February 10 2015 0comment

Enterprise mobility shifts for 2015

In the past several years, there has been a dramatic rise in the demand for and use of mobile devices and the applications that run on them. In 2013, users downloaded more than 102 billion apps – almost double the number downloaded in 2012. By 2017, users will download nearly 269 billion apps. Alongside that intense increase in demand in the consumer world, there has also been a rise in demand for mobility in the workplace, accompanied by a proliferation of devices. By 2017, the BYOD market will be worth $181 billion.

Some of the Key Enterprise mobility trend for 2015: 
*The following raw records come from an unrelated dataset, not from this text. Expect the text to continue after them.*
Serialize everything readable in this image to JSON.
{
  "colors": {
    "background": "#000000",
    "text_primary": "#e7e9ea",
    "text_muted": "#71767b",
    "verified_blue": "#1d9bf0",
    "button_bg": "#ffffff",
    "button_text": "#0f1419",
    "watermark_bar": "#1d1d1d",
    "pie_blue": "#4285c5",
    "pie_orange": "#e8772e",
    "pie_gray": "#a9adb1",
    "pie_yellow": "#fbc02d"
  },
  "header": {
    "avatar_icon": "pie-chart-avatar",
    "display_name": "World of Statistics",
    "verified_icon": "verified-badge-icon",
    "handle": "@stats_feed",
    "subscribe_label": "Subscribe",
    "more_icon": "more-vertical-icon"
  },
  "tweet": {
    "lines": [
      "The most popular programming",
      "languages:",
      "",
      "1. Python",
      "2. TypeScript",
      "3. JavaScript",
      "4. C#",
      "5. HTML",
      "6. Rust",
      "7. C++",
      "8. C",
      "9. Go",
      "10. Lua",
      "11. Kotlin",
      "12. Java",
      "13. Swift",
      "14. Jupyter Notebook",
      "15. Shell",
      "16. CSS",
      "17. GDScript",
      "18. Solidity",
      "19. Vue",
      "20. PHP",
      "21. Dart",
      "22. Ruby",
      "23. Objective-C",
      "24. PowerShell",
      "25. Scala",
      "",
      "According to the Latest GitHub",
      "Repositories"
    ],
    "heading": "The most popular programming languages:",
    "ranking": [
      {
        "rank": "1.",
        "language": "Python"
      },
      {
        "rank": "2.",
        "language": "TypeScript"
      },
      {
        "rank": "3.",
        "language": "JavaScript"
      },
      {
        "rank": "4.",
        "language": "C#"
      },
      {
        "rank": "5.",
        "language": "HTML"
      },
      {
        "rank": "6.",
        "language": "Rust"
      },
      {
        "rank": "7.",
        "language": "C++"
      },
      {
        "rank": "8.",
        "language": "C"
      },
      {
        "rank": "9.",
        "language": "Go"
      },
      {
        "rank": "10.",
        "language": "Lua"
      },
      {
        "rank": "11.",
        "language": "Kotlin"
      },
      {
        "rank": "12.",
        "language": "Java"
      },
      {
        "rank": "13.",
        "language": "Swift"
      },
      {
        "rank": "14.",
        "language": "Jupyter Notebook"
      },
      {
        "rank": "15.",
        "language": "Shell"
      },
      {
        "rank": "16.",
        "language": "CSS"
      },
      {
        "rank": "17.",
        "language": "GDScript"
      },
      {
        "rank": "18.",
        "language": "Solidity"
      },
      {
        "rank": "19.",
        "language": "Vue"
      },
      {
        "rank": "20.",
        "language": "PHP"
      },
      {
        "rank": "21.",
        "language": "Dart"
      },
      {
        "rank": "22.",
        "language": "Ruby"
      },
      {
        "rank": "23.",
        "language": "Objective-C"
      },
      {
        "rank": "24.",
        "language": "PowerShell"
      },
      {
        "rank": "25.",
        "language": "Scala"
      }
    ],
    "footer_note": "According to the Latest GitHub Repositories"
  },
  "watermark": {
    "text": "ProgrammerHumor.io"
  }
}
  • MBaaS, mobile backend as service is replacing MEAPs (Mobile Enterprise Application Development Platforms) “Mobile-first” application development is a common ask today from the business community. Mobile Backend as Service (mBaaS) is a set of functionalities imbibed in a platform to provide web and mobile app developers a way to connect their work to a backend to access common features such as user management, push notifications, social integration, location etc. that an end user demands from their business applications. MBaaS attempts to fill the gap between traditional application platform and mobile application. Traditional MEAP vendors investing in MBaaS further testifies this trend.
  • Cloud based deployment
    Customers are increasingly looking at this, especially with several proven and secure cloud based model availability. Compliance and security are the only reasons for some industries to continue to look on premise, but as companies get a better handle on mobile security in general, they will not hold back from the cloud middleware push.
  • Blurring boundaries between device and application management
    In the last couple of years, various mobile applications are deployed across the line of business. Enterprises are now facing challenges associated with managing these applications as well as devices owned by both the corporates and employees. Enterprises are increasingly looking to address challenges relating to security, integration, managing users, roles and authentication, setting up corporate App stores etc.
  • The dividing line between personal and business mobility is no more.
    Traditional distinctions between personal and business mobility is quickly fading. In an era when we seem perpetually glued to our smart mobile devices–typing out texts, swiping through social media feeds, and tapping through food orders and gift purchases–the way we interact with mobile applications in our personal lives inevitably blends into our behaviours and expectations of mobile technology in the workplace.
  • Drag and Drop app development
    Business analysts will create more than 25% of enterprise apps using frontend GUI environments. Most enterprises can’t hire mobile developers fast enough. Their backlog for mobile apps continues to grow. Fortunately, “low-code” development platforms have emerged, enabling a broader base of developers (including business users) to create mobile apps. According to Gartner Research, by 2018, more than 50% of all mobile apps will be created by business analysts without coding. These GUI based development have been available for quite some time, however most of them did not have the capabilities to do end to end work. Today’s platforms have travelled far on the maturity path and it is only a matter of when functional and business users start designing apps without coding. This trend has started to make inroads today in the form of a simple application where few form based data collection functionality is required without backend integration and with advancement in platform enterprises will see them replacing coding for greater number of mobile app projects.